We acknowledge funding from the DAAD Research Stays for University Academics and Scientists programme (91725147) (J.N.Q.), the Soil Hydrology research platform underpinning innovation to manage water scarcity in European and Chinese cropping systems (H2020-SFS-2016-2017/H2020-SFS-2017-2) (J.N.Q.) and the DFG project ‘Tillage erosion affects crop yields and carbon balance in hummocky landscapes’ (FI 1216/12-1) (L.Ö.). We also acknowledge the Landscape Pedology Working Group, Leibniz Centre for Agricultural Landscape Research ZALF e.V., Müncheberg, Germany for support and data provision.

Author information

Authors and Affiliations



J.N.Q. and P.F. contributed equally to the design, literature review, modelling and manuscript preparation. L.K.Ö. supported the modelling and evaluated the remote sensing data for the test site.

Corresponding author

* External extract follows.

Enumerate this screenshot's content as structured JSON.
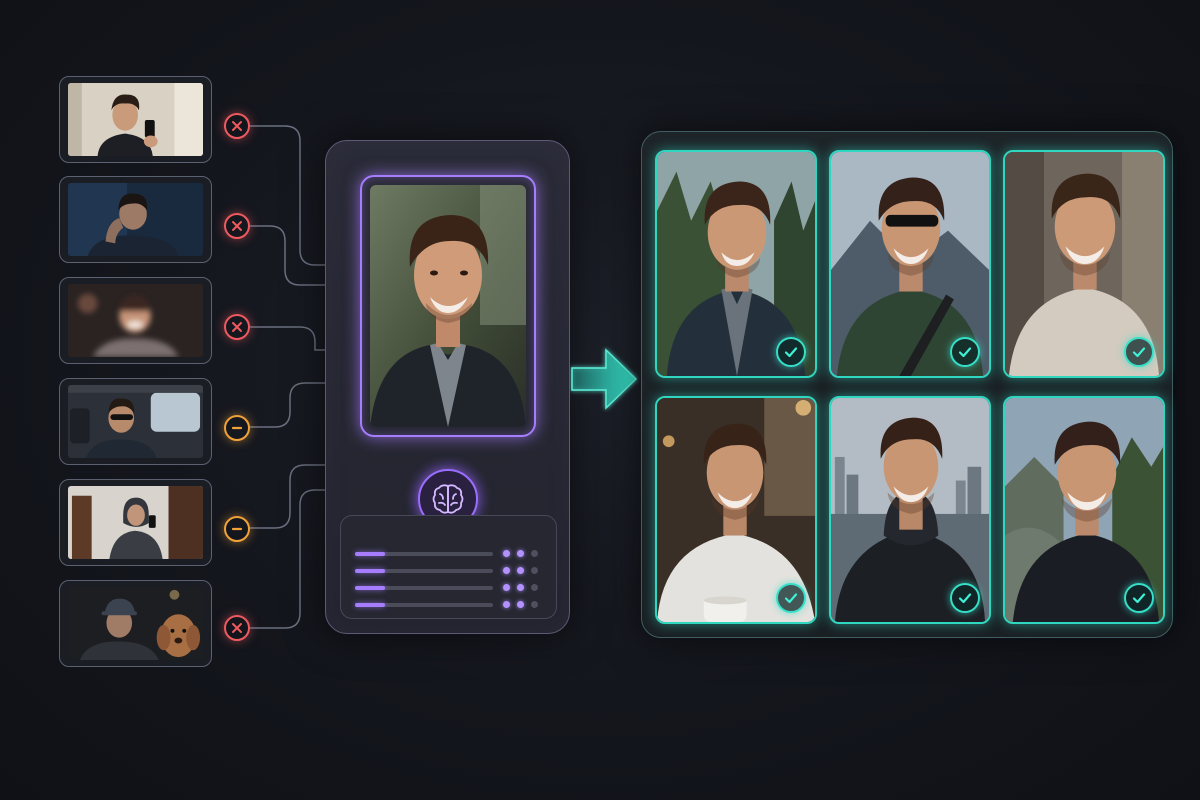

Correspondence to Peter Fiener.

Ethics declarations

Competing interests

The authors declare no competing interests

Peer review

Peer review information

Nature Food thanks the anonymous reviewers for their contribution to the peer review of this work.

Additional information

Publisher’s note Springer Nature remains neutral with regard to jurisdictional claims in published maps and institutional affiliations.

Supplementary information

Supplementary Information

Description of model quality and limitations, and Supplementary Figs. 1–4 and Tables 1 and 2.

Supplementary Data 1

Source data for Fig. 1.

Supplementary Data 2

Source data for Fig. 2.

Source data

Source Data Fig. 1

Graph source data.

Source Data Fig. 3

Graph source data.

Source Data Fig. 4

Graph source data.

Source Data Fig. 5

Graph source data.

Rights and permissions

Reprints and permissions

About this article

Check for updates. Verify currency and authenticity via CrossMark

Cite this article

Quinton, J.N., Öttl, L.K. & Fiener, P. Tillage exacerbates the vulnerability of cereal crops to drought. Nat Food 3, 472–479 (2022).

Download citation

  • Received:

  • Accepted:

  • Published:

  • Issue Date:

  • DOI:


Quick links

Nature Briefing

Sign up for the Nature Briefing newsletter — what matters in science, free to your inbox daily.

Get the most important science stories of the day, free in your inbox. Sign up for Nature Briefing